  3. by   amateur
    ohlala. thanks for all these great stories.
    Inspiring and true, in the end, nursing is all about patients, so I heard.
  4. by   targen
    I am also one with your point..that is certainly the difference between nurses & doctors..nurses SHOULD spend time to talk,explain & build rapport with patients so as to know & give more information
  5. by   clong730
    Thank god I read these pages and found that good nursing is still practiced. I just resigned from a job at a hospital that was so political that taking care of the patient has been moved very low on the priority list. Taking care of your patients, effective charting, and patient education take a back seat to patients being ecstatically happy with their hospital stay.
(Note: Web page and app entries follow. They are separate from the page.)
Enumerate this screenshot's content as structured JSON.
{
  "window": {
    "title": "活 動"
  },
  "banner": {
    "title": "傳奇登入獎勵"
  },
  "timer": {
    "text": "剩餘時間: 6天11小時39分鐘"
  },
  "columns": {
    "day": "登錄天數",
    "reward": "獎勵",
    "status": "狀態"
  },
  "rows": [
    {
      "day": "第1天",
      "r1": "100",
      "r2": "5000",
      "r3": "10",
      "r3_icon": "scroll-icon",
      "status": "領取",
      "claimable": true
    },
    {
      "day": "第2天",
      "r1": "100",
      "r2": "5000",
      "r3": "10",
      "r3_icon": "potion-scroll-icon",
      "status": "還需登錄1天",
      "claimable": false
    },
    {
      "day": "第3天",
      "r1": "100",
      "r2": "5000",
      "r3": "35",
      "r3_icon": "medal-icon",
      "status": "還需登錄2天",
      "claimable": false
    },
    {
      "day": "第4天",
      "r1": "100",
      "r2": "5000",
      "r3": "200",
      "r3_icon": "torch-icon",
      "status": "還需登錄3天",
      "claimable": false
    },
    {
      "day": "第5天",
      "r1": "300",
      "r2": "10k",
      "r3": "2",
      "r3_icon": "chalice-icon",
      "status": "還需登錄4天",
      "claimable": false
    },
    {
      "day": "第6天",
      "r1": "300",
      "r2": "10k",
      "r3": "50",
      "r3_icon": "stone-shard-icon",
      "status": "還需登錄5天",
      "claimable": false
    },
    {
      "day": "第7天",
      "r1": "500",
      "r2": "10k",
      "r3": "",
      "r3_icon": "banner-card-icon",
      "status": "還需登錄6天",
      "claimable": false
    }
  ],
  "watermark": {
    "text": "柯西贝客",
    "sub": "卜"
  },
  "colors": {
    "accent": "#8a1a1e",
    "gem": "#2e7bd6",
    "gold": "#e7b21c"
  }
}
I am not sure after 7 years of that that i even want to be a nurse any more, especially if I am expected to me verbally abused by someone that I have never even met before. I was so shocked that I couldn't respond and when I finally did find my tongue to ask if they were alright I was cursed at and told I had a bad attitude. Days later I was told by my superiors that i had a bad attitude. I gave them time to speak then I gave them my resignation and left. That was all the attitude I had. Since working as a nurse I have come upon so many nurses looking for a step up and they dont care who they step on. For some reason I end up in their wake. All i wanted to do was take care of people. It is unfortunate for me to have found so many that think that doing that is just a means to an end. I am not sure where to go from here.
  6. by   nursenow
    Quote from Angie O'Plasty, RN
    My opinion is that what you did was an act of kindness. No special skill or knowledge is really required for the task of helping someone stay clean. However, specialized skill and professional knowledge are required to discover whether the source of the drooling is a stroke, loose dentures, or dementia, and then intervene appropriately.

    I am not sure but I think I remember spending alot of time in school learning the importance of keeping patients clean and how to do it. Some people might call it a very basic and important skill. I know I spend alot of time at work making sure my CNAs do it right. My observations of their performance is that they do have very real skills. They were taught those skills and as they gain experience, they develop them even further.

    How about if that old guy was my patient, I knew what his medical diagnosis was and you could find that "act of kindness", wiping the drool from his chin, listed as an intervention under one of his nursing diagnosis? Would it be real nursing then?